A phenomenon I had noticed but could never put my finger on before was pointed out to me yesterday. It's called the "gaijin stare".
An odd errand takes you (where you
is a foreigner) off the beaten path, and you find yourself in some obscure burb of Tokyo. You think yourself a Magellan, charting new territory. Now don't be fooled, an expat has most defiantly nested in this area, and they guard it with the vicious malice only those steeped in illusion can muster.
You see a foreigner and think to yourself "This is a grand opportunity to tip my hat to an unknown. To extend greeting to a fellow brother of man and remind us that while Tokyo can be a lonely place, we are never alone. In fact, we are all one and it is only our illusion that we apart from one another that keeps us from realizing infinite love and acceptance."

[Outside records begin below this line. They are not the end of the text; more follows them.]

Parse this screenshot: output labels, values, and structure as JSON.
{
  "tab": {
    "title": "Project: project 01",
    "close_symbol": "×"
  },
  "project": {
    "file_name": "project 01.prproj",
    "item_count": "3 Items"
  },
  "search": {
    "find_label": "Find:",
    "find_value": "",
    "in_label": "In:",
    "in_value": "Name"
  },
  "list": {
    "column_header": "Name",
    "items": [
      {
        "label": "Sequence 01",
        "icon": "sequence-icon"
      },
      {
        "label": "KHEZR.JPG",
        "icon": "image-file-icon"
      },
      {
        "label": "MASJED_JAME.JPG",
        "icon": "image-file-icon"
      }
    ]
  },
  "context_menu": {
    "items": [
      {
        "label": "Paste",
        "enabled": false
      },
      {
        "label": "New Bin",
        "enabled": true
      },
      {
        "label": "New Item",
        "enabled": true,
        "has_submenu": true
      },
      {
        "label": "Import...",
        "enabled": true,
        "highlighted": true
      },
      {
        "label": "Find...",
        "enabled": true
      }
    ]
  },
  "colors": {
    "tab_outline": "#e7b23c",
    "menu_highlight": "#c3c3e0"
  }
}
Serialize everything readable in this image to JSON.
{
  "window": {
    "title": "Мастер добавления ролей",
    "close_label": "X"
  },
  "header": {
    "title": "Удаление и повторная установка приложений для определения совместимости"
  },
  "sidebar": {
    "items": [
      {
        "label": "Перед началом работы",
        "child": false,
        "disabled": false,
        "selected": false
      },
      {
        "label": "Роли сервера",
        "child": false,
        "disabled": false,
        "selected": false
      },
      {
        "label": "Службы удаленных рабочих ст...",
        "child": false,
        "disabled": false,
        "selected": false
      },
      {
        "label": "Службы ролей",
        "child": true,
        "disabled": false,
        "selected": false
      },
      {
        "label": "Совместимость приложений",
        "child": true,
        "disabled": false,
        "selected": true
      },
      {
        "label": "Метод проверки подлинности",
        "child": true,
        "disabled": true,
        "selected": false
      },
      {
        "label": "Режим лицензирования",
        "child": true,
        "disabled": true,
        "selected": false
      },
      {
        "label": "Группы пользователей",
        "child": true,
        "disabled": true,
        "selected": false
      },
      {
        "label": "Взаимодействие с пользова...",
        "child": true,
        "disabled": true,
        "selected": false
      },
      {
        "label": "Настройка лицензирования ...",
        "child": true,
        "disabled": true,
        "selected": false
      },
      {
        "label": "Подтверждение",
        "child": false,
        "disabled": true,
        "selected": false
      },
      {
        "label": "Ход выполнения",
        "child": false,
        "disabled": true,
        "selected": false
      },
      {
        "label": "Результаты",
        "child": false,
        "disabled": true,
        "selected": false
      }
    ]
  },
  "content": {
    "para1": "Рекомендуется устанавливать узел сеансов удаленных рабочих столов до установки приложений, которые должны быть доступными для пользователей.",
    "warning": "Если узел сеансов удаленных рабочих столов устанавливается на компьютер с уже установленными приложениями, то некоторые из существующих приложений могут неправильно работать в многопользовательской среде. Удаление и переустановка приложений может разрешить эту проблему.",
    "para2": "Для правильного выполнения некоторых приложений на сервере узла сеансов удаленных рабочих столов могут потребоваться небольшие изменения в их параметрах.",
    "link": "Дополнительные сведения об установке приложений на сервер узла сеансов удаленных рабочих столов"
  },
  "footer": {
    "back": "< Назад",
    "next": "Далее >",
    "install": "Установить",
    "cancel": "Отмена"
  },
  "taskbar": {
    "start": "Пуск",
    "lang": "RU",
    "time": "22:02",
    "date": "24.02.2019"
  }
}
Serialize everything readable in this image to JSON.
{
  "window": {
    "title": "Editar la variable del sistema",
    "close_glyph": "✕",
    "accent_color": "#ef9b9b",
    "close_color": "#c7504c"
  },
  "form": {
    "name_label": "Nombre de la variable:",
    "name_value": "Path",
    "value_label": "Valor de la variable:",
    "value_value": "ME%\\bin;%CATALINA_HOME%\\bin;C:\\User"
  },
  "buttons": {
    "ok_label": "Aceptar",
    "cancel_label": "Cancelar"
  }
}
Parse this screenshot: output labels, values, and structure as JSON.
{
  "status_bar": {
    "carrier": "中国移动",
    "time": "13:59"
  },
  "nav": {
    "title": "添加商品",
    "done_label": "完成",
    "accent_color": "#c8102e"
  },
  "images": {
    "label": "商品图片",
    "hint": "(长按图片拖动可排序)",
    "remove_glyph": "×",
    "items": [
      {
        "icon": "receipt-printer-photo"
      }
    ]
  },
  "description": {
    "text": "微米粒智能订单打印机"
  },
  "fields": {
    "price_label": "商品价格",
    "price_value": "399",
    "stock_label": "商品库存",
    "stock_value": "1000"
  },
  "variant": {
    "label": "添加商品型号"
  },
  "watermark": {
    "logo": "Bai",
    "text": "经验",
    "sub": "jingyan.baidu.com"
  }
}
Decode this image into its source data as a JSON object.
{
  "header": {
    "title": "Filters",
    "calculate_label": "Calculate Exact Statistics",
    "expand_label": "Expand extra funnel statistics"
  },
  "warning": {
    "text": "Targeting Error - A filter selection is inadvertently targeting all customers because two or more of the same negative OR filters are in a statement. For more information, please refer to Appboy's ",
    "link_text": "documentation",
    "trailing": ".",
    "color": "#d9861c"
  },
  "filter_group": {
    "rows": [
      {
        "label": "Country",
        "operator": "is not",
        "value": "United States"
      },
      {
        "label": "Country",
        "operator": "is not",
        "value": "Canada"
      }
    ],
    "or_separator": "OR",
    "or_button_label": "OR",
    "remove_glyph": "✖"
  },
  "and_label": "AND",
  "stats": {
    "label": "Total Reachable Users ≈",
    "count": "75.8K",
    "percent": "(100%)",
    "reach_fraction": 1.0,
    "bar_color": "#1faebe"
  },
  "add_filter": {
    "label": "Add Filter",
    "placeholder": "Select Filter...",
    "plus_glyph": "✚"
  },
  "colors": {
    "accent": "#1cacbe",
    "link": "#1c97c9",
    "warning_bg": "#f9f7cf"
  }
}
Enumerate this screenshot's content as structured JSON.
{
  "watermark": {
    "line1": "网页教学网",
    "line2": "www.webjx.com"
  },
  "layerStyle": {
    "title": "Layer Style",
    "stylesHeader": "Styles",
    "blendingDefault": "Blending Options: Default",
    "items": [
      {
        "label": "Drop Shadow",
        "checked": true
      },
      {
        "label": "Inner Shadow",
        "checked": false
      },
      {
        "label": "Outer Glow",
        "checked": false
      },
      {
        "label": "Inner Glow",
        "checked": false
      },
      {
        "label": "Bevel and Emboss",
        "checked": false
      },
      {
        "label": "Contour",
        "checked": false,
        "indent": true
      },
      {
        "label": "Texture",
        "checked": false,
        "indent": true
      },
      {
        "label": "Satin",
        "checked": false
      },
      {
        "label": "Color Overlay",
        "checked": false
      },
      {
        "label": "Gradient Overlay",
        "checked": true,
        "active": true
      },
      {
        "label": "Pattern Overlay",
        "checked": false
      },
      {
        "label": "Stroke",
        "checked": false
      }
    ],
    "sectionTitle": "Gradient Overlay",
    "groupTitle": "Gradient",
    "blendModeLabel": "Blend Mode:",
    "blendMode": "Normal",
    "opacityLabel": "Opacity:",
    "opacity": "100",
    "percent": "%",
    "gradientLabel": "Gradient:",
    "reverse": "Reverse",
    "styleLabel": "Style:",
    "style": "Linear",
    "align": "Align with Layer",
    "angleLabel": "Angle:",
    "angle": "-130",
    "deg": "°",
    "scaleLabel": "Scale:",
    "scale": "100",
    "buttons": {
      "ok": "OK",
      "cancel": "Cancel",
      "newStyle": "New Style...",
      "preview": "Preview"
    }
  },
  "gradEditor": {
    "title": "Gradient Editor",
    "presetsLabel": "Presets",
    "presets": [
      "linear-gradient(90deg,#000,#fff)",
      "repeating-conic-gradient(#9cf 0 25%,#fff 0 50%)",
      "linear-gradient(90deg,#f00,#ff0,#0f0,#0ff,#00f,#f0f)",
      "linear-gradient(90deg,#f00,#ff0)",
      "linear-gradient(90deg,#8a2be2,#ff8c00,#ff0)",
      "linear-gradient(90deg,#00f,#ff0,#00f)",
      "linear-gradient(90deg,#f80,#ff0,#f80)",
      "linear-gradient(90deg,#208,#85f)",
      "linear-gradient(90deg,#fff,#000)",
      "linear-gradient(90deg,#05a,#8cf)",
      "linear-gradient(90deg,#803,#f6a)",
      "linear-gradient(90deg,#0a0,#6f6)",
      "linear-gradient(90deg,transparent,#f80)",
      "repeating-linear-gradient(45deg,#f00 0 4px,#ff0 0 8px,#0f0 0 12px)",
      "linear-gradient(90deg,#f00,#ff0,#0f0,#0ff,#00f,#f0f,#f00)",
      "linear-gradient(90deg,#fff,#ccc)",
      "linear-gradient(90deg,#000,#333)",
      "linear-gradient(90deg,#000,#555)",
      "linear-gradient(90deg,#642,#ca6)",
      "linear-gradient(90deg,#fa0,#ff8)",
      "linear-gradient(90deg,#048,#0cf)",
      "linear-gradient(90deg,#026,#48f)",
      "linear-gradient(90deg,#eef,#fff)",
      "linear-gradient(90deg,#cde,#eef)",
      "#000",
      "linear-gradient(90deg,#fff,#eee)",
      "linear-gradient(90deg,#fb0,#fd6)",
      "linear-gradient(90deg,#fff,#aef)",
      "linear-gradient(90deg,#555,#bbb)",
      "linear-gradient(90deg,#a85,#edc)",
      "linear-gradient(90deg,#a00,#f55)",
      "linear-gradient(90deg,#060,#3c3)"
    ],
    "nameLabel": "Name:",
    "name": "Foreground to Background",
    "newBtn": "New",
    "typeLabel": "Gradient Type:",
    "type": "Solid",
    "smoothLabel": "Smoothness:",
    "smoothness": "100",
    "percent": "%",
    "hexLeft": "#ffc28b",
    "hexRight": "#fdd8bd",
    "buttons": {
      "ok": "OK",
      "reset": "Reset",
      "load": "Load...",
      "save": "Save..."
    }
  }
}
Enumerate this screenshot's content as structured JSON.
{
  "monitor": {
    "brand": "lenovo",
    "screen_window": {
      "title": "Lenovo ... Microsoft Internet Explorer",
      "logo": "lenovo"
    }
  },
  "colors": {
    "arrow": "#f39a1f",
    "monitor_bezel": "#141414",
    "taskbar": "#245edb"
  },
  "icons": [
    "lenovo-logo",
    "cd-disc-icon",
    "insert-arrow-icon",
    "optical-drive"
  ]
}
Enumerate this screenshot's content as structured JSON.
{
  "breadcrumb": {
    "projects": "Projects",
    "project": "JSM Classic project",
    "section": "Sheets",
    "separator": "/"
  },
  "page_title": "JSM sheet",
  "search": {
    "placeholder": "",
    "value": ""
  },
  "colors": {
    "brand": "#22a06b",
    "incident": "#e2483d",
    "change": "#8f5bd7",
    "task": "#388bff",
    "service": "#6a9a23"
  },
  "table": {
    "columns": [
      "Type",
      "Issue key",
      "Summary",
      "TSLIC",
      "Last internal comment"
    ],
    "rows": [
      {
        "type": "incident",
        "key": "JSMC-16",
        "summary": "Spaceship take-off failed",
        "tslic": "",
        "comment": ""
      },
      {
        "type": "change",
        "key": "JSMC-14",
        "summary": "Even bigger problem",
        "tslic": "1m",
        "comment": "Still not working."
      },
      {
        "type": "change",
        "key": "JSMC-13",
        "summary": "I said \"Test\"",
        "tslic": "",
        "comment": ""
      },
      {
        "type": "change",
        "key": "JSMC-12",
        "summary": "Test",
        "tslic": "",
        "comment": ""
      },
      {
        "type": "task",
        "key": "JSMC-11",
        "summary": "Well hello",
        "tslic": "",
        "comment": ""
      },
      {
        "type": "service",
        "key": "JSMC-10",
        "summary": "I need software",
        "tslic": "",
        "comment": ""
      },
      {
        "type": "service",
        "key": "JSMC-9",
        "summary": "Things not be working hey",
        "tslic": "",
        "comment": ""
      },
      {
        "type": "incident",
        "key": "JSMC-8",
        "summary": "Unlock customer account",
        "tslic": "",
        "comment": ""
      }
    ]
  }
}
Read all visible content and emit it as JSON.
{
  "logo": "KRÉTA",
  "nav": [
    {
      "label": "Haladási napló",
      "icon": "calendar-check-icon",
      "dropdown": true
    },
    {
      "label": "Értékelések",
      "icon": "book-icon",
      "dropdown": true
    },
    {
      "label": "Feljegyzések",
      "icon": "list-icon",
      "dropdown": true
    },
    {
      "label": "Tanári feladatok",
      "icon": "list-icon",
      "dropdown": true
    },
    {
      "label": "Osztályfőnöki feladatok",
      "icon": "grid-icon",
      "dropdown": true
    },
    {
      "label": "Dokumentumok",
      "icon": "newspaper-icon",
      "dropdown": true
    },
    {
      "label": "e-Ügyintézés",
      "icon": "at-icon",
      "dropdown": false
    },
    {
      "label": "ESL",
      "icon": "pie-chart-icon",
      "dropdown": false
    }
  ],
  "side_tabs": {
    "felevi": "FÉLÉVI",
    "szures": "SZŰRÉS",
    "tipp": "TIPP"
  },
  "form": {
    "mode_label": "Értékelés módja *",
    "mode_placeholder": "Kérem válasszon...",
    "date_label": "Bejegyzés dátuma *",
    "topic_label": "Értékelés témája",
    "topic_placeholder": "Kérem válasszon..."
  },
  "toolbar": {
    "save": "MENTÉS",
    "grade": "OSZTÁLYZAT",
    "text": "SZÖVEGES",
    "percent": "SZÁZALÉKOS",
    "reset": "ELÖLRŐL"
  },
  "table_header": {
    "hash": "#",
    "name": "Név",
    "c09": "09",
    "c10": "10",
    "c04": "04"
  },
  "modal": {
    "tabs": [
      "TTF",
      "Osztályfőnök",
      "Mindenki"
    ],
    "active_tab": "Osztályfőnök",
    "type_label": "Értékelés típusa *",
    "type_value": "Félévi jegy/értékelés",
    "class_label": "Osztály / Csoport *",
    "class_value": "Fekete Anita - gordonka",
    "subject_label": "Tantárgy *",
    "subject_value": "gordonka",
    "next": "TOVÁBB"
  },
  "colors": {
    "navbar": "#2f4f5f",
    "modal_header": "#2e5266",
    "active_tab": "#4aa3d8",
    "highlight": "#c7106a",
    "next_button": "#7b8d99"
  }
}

But all of the sudden, you are hit by it: the foreigner shoots you a harsh stare, striking at the heart of your optimism. You have been given the gaijin stare. That icy gaze that's equal parts "you have impinged on my sovereignty" and "confused anguish, I thought I was special being the only foreigner in Tokyo."
You are not special, neither am I. If we're both unspecial, we must be equal. If we are equal our differences must be small, and there's no reason we shouldn't be friends. So enough with the staring, like there isn't enough hate in the world?
I have adopted a strict policy of implementing the Gaijin Smile
®. When I see other foreigners, I flash them the 'ol pearly whites and let that personal warmth flow. I encourage all expatriates to use the Gaijin Smile
at home, work, or play. It's great for all occasions.Discuss